This ‘Third Branch’ Funding Story Sounds Familiar

Lawmakers who pretty much ignore budget reality. A chief executive with budget priorities that do not include some other branch of government. Massive cuts to the services that actually help citizens, but little pain for judges and prosecutors who are more or less locked into their jobs. If that sounds like California, and it does, then it’s worth noting that it also sounds like the federal government.
There’s a great piece by Andrew Cohen on the San Francisco “beyondchron” website that takes U.S. Attorney General Eric Holder to task over recent lip service to the issue. And Cohen cuts to the chase with this: “… a Congress that tripped all over itself earlier this year to ensure that there would be no flight delays because of the sequester has been remarkably content to run our judiciary into the ground– and to then hide from the blame that comes with refusing to adequately fund the third branch of government. “

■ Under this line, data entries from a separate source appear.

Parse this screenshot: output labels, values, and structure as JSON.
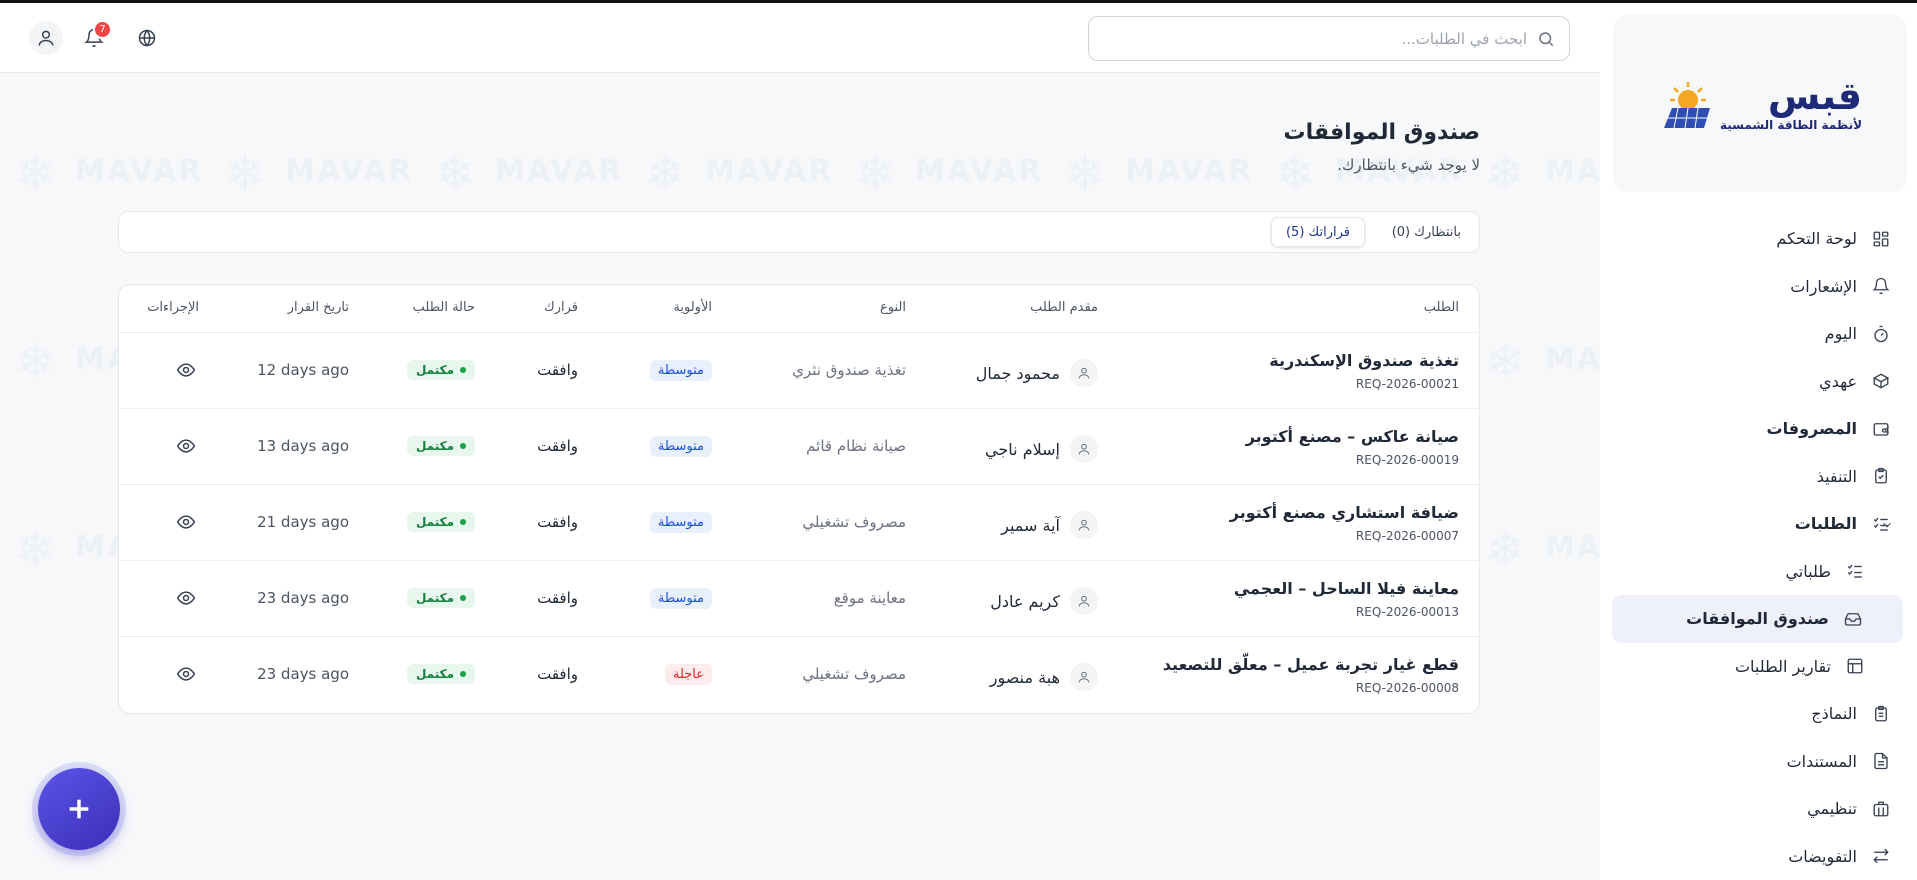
{
  "brand": {
    "logo_main": "قبس",
    "logo_sub": "لأنظمة الطاقة الشمسية",
    "accent": "#1e2a78",
    "sun_color": "#f5a623"
  },
  "search": {
    "placeholder": "ابحث في الطلبات..."
  },
  "notifications": {
    "count": "7"
  },
  "sidebar": {
    "items": [
      {
        "label": "لوحة التحكم",
        "icon": "dashboard-grid-icon"
      },
      {
        "label": "الإشعارات",
        "icon": "bell-icon"
      },
      {
        "label": "اليوم",
        "icon": "stopwatch-icon"
      },
      {
        "label": "عهدي",
        "icon": "package-box-icon"
      },
      {
        "label": "المصروفات",
        "icon": "wallet-icon"
      },
      {
        "label": "التنفيذ",
        "icon": "clipboard-check-icon"
      },
      {
        "label": "الطلبات",
        "icon": "list-checks-icon"
      },
      {
        "label": "طلباتي",
        "icon": "list-checks-icon"
      },
      {
        "label": "صندوق الموافقات",
        "icon": "inbox-icon"
      },
      {
        "label": "تقارير الطلبات",
        "icon": "table-icon"
      },
      {
        "label": "النماذج",
        "icon": "clipboard-list-icon"
      },
      {
        "label": "المستندات",
        "icon": "document-icon"
      },
      {
        "label": "تنظيمي",
        "icon": "org-building-icon"
      },
      {
        "label": "التفويضات",
        "icon": "arrows-swap-icon"
      }
    ]
  },
  "watermark": {
    "text": "MAVAR"
  },
  "page": {
    "title": "صندوق الموافقات",
    "subtitle": "لا يوجد شيء بانتظارك."
  },
  "tabs": [
    {
      "label": "بانتظارك (0)"
    },
    {
      "label": "قراراتك (5)"
    }
  ],
  "table": {
    "headers": {
      "request": "الطلب",
      "requester": "مقدم الطلب",
      "type": "النوع",
      "priority": "الأولوية",
      "decision": "قرارك",
      "status": "حالة الطلب",
      "decision_date": "تاريخ القرار",
      "actions": "الإجراءات"
    },
    "rows": [
      {
        "title": "تغذية صندوق الإسكندرية",
        "id": "REQ-2026-00021",
        "requester": "محمود جمال",
        "type": "تغذية صندوق نثري",
        "priority": "متوسطة",
        "decision": "وافقت",
        "status": "مكتمل",
        "date": "12 days ago"
      },
      {
        "title": "صيانة عاكس – مصنع أكتوبر",
        "id": "REQ-2026-00019",
        "requester": "إسلام ناجي",
        "type": "صيانة نظام قائم",
        "priority": "متوسطة",
        "decision": "وافقت",
        "status": "مكتمل",
        "date": "13 days ago"
      },
      {
        "title": "ضيافة استشاري مصنع أكتوبر",
        "id": "REQ-2026-00007",
        "requester": "آية سمير",
        "type": "مصروف تشغيلي",
        "priority": "متوسطة",
        "decision": "وافقت",
        "status": "مكتمل",
        "date": "21 days ago"
      },
      {
        "title": "معاينة فيلا الساحل – العجمي",
        "id": "REQ-2026-00013",
        "requester": "كريم عادل",
        "type": "معاينة موقع",
        "priority": "متوسطة",
        "decision": "وافقت",
        "status": "مكتمل",
        "date": "23 days ago"
      },
      {
        "title": "قطع غيار تجربة عميل – معلّق للتصعيد",
        "id": "REQ-2026-00008",
        "requester": "هبة منصور",
        "type": "مصروف تشغيلي",
        "priority": "عاجلة",
        "decision": "وافقت",
        "status": "مكتمل",
        "date": "23 days ago"
      }
    ]
  }
}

And how much does this sound like the conversation in California? The Cohen piece talks about a meeting between judges and Vice President Biden: “When cases lag, the Judiciary is seen as inefficient, or worse, unsympathetic to litigants ranging from pro-se litigants (who represent themselves) to individuals and companies seeking bankruptcy relief or the resolution of civil disputes to the government and defendants in criminal cases.” Cohen even calls for consideration of a slow-down strike, arguing “… if lawmakers are going to treat the judiciary like it’s a third-world operation perhaps its time to show those lawmakers what a third-world operation actually looks like.”

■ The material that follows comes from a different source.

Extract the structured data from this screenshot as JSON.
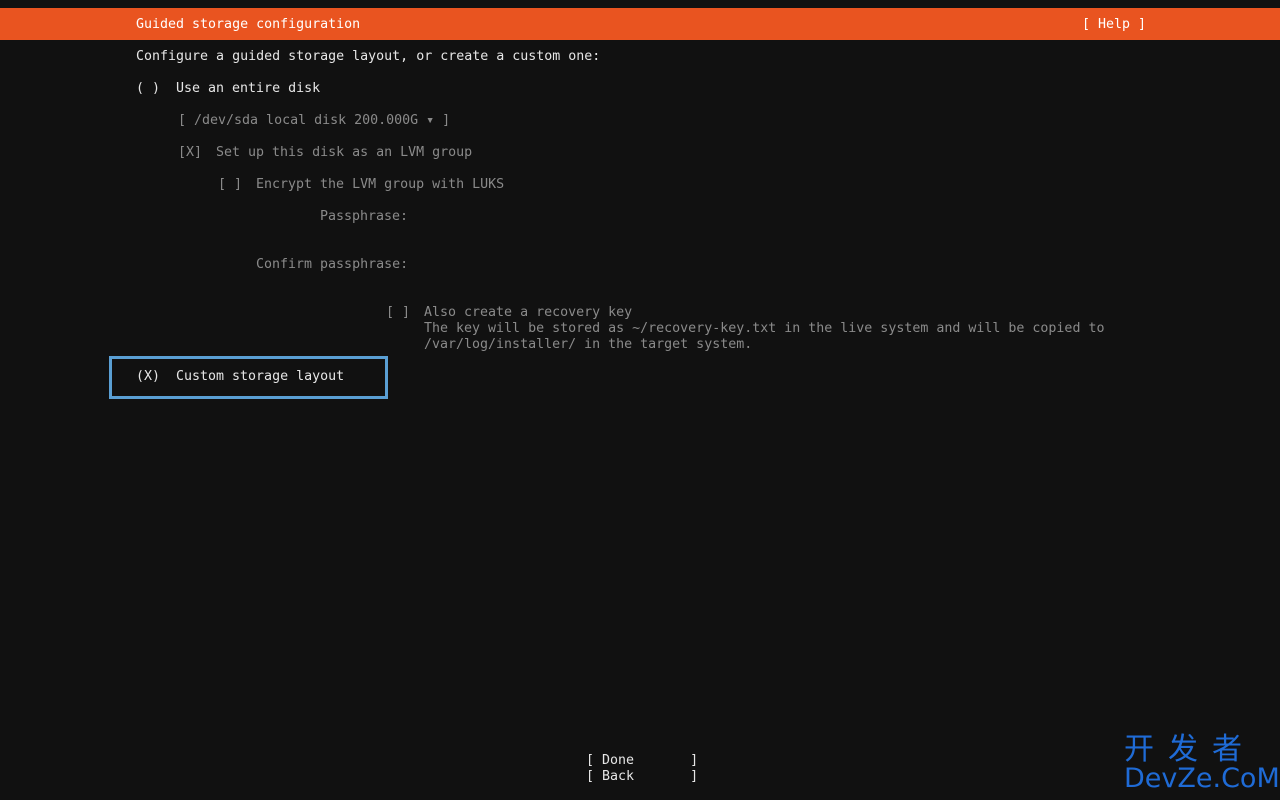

Except, one might argue, California is about to do that without the benefit of a strike. Read the Cohen piece here.